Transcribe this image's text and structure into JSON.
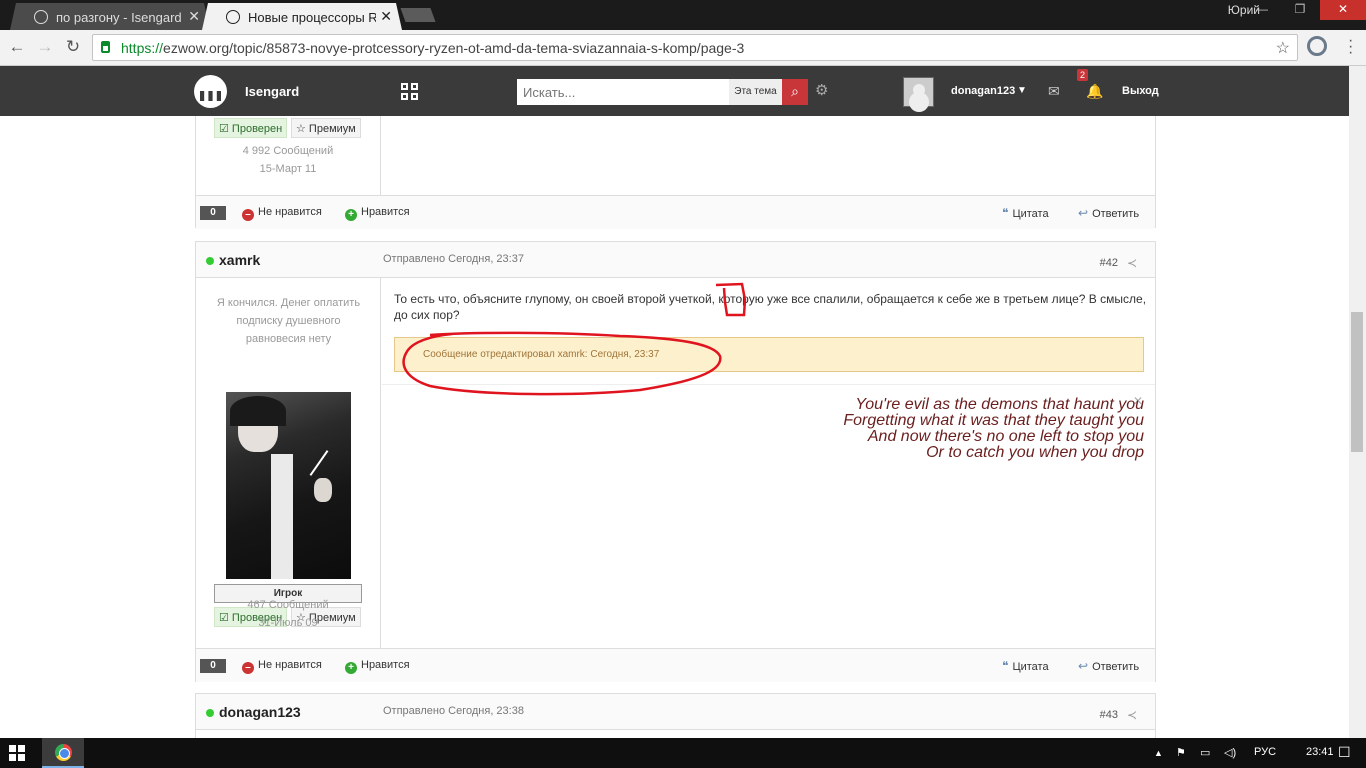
{
  "browser": {
    "tabs": [
      {
        "title": "по разгону - Isengard",
        "active": false
      },
      {
        "title": "Новые процессоры RyZ",
        "active": true
      }
    ],
    "tab_close": "✕",
    "profile_name": "Юрий",
    "window_controls": {
      "minimize": "—",
      "maximize": "❐",
      "close": "✕"
    },
    "url_scheme": "https://",
    "url_rest": "ezwow.org/topic/85873-novye-protcessory-ryzen-ot-amd-da-tema-sviazannaia-s-komp/page-3"
  },
  "site": {
    "name": "Isengard",
    "search_placeholder": "Искать...",
    "search_scope": "Эта тема",
    "username": "donagan123",
    "notification_count": "2",
    "logout_label": "Выход"
  },
  "labels": {
    "verified": "Проверен",
    "premium": "Премиум",
    "dislike": "Не нравится",
    "like": "Нравится",
    "quote": "Цитата",
    "reply": "Ответить"
  },
  "prev_post": {
    "post_count": "4 992 Сообщений",
    "joined": "15-Март 11",
    "reputation": "0"
  },
  "post_42": {
    "author": "xamrk",
    "posted": "Отправлено Сегодня, 23:37",
    "number": "#42",
    "user_title": "Я кончился. Денег оплатить подписку душевного равновесия нету",
    "group": "Игрок",
    "post_count": "467 Сообщений",
    "joined": "31-Июль 09",
    "text": "То есть что, объясните глупому, он своей второй учеткой, которую уже все спалили, обращается к себе же в третьем лице? В смысле, до сих пор?",
    "edit_note": "Сообщение отредактировал xamrk: Сегодня, 23:37",
    "signature": [
      "You're evil as the demons that haunt you",
      "Forgetting what it was that they taught you",
      "And now there's no one left to stop you",
      "Or to catch you when you drop"
    ],
    "reputation": "0"
  },
  "post_43": {
    "author": "donagan123",
    "posted": "Отправлено Сегодня, 23:38",
    "number": "#43"
  },
  "taskbar": {
    "language": "РУС",
    "time": "23:41"
  },
  "annotation_color": "#e0141e"
}
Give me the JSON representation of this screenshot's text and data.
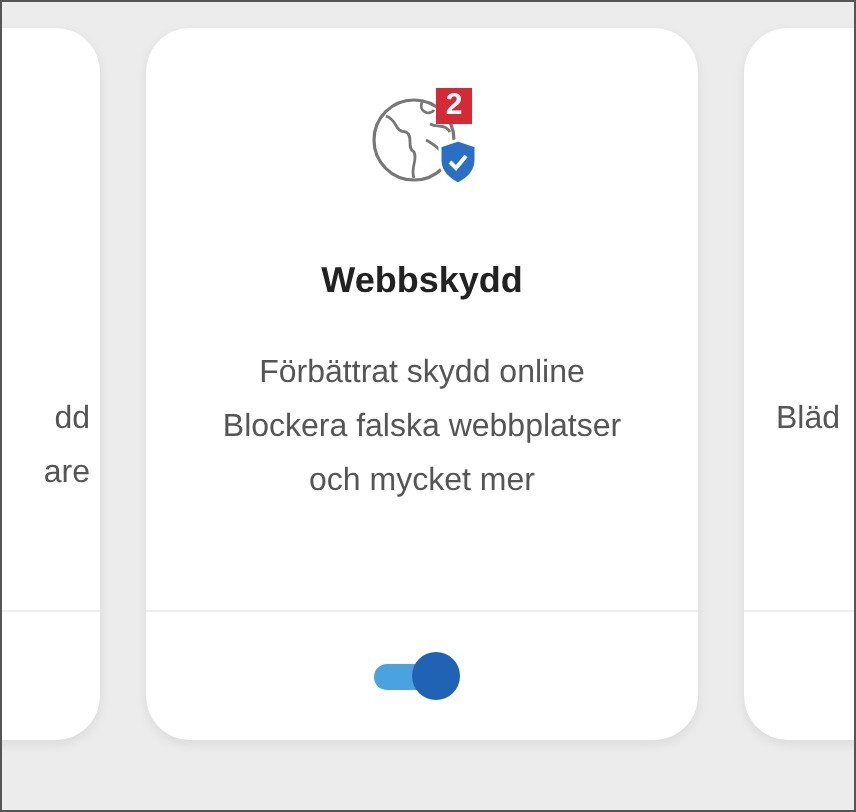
{
  "cards": [
    {
      "kind": "partial-left",
      "description_lines": [
        "dd",
        "are"
      ]
    },
    {
      "kind": "full",
      "title": "Webbskydd",
      "badge": "2",
      "description_lines": [
        "Förbättrat skydd online",
        "Blockera falska webbplatser",
        "och mycket mer"
      ],
      "toggle": {
        "on": true
      }
    },
    {
      "kind": "partial-right",
      "description_lines": [
        "Bläd"
      ]
    }
  ]
}
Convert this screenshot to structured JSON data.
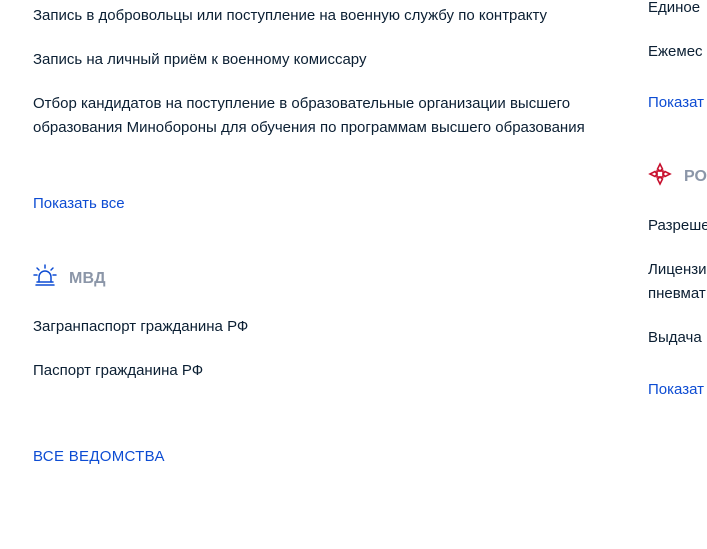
{
  "left": {
    "mo_services": [
      "Запись в добровольцы или поступление на военную службу по контракту",
      "Запись на личный приём к военному комиссару",
      "Отбор кандидатов на поступление в образовательные организации высшего образования Минобороны для обучения по программам высшего образования"
    ],
    "mo_show_all": "Показать все",
    "mvd": {
      "title": "МВД",
      "icon": "siren-icon",
      "services": [
        "Загранпаспорт гражданина РФ",
        "Паспорт гражданина РФ"
      ]
    },
    "all_departments": "ВСЕ ВЕДОМСТВА"
  },
  "right": {
    "items_top": [
      "Единое",
      "Ежемес"
    ],
    "show_all_1": "Показат",
    "dept": {
      "title": "РО",
      "icon": "rosgvardia-icon",
      "color": "#c8102e"
    },
    "items_bottom": [
      "Разреше",
      "Лицензи",
      "пневмат",
      "Выдача"
    ],
    "show_all_2": "Показат"
  },
  "colors": {
    "link": "#0d4cd3",
    "text": "#0b1f33",
    "dept_title": "#8b96a8",
    "icon_blue": "#0d4cd3",
    "icon_red": "#c8102e"
  }
}
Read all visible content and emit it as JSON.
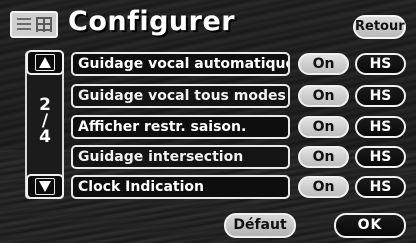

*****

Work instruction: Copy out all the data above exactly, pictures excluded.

Written reply:
Transcribe this image's text and structure into JSON.
{
  "browser": {
    "tabs": [
      {
        "title": "по разгону - Isengard",
        "active": false
      },
      {
        "title": "Новые процессоры RyZ",
        "active": true
      }
    ],
    "tab_close": "✕",
    "profile_name": "Юрий",
    "window_controls": {
      "minimize": "—",
      "maximize": "❐",
      "close": "✕"
    },
    "url_scheme": "https://",
    "url_rest": "ezwow.org/topic/85873-novye-protcessory-ryzen-ot-amd-da-tema-sviazannaia-s-komp/page-3"
  },
  "site": {
    "name": "Isengard",
    "search_placeholder": "Искать...",
    "search_scope": "Эта тема",
    "username": "donagan123",
    "notification_count": "2",
    "logout_label": "Выход"
  },
  "labels": {
    "verified": "Проверен",
    "premium": "Премиум",
    "dislike": "Не нравится",
    "like": "Нравится",
    "quote": "Цитата",
    "reply": "Ответить"
  },
  "prev_post": {
    "post_count": "4 992 Сообщений",
    "joined": "15-Март 11",
    "reputation": "0"
  },
  "post_42": {
    "author": "xamrk",
    "posted": "Отправлено Сегодня, 23:37",
    "number": "#42",
    "user_title": "Я кончился. Денег оплатить подписку душевного равновесия нету",
    "group": "Игрок",
    "post_count": "467 Сообщений",
    "joined": "31-Июль 09",
    "text": "То есть что, объясните глупому, он своей второй учеткой, которую уже все спалили, обращается к себе же в третьем лице? В смысле, до сих пор?",
    "edit_note": "Сообщение отредактировал xamrk: Сегодня, 23:37",
    "signature": [
      "You're evil as the demons that haunt you",
      "Forgetting what it was that they taught you",
      "And now there's no one left to stop you",
      "Or to catch you when you drop"
    ],
    "reputation": "0"
  },
  "post_43": {
    "author": "donagan123",
    "posted": "Отправлено Сегодня, 23:38",
    "number": "#43"
  },
  "taskbar": {
    "language": "РУС",
    "time": "23:41"
  },
  "annotation_color": "#e0141e"
}
Give me the JSON representation of this screenshot's text and data.
{
  "cards": [
    {
      "kind": "partial-left",
      "description_lines": [
        "dd",
        "are"
      ]
    },
    {
      "kind": "full",
      "title": "Webbskydd",
      "badge": "2",
      "description_lines": [
        "Förbättrat skydd online",
        "Blockera falska webbplatser",
        "och mycket mer"
      ],
      "toggle": {
        "on": true
      }
    },
    {
      "kind": "partial-right",
      "description_lines": [
        "Bläd"
      ]
    }
  ]
}
Convert this screenshot to structured JSON data.
{
  "left": {
    "mo_services": [
      "Запись в добровольцы или поступление на военную службу по контракту",
      "Запись на личный приём к военному комиссару",
      "Отбор кандидатов на поступление в образовательные организации высшего образования Минобороны для обучения по программам высшего образования"
    ],
    "mo_show_all": "Показать все",
    "mvd": {
      "title": "МВД",
      "icon": "siren-icon",
      "services": [
        "Загранпаспорт гражданина РФ",
        "Паспорт гражданина РФ"
      ]
    },
    "all_departments": "ВСЕ ВЕДОМСТВА"
  },
  "right": {
    "items_top": [
      "Единое",
      "Ежемес"
    ],
    "show_all_1": "Показат",
    "dept": {
      "title": "РО",
      "icon": "rosgvardia-icon",
      "color": "#c8102e"
    },
    "items_bottom": [
      "Разреше",
      "Лицензи",
      "пневмат",
      "Выдача"
    ],
    "show_all_2": "Показат"
  },
  "colors": {
    "link": "#0d4cd3",
    "text": "#0b1f33",
    "dept_title": "#8b96a8",
    "icon_blue": "#0d4cd3",
    "icon_red": "#c8102e"
  }
}
Read all visible content and emit it as JSON.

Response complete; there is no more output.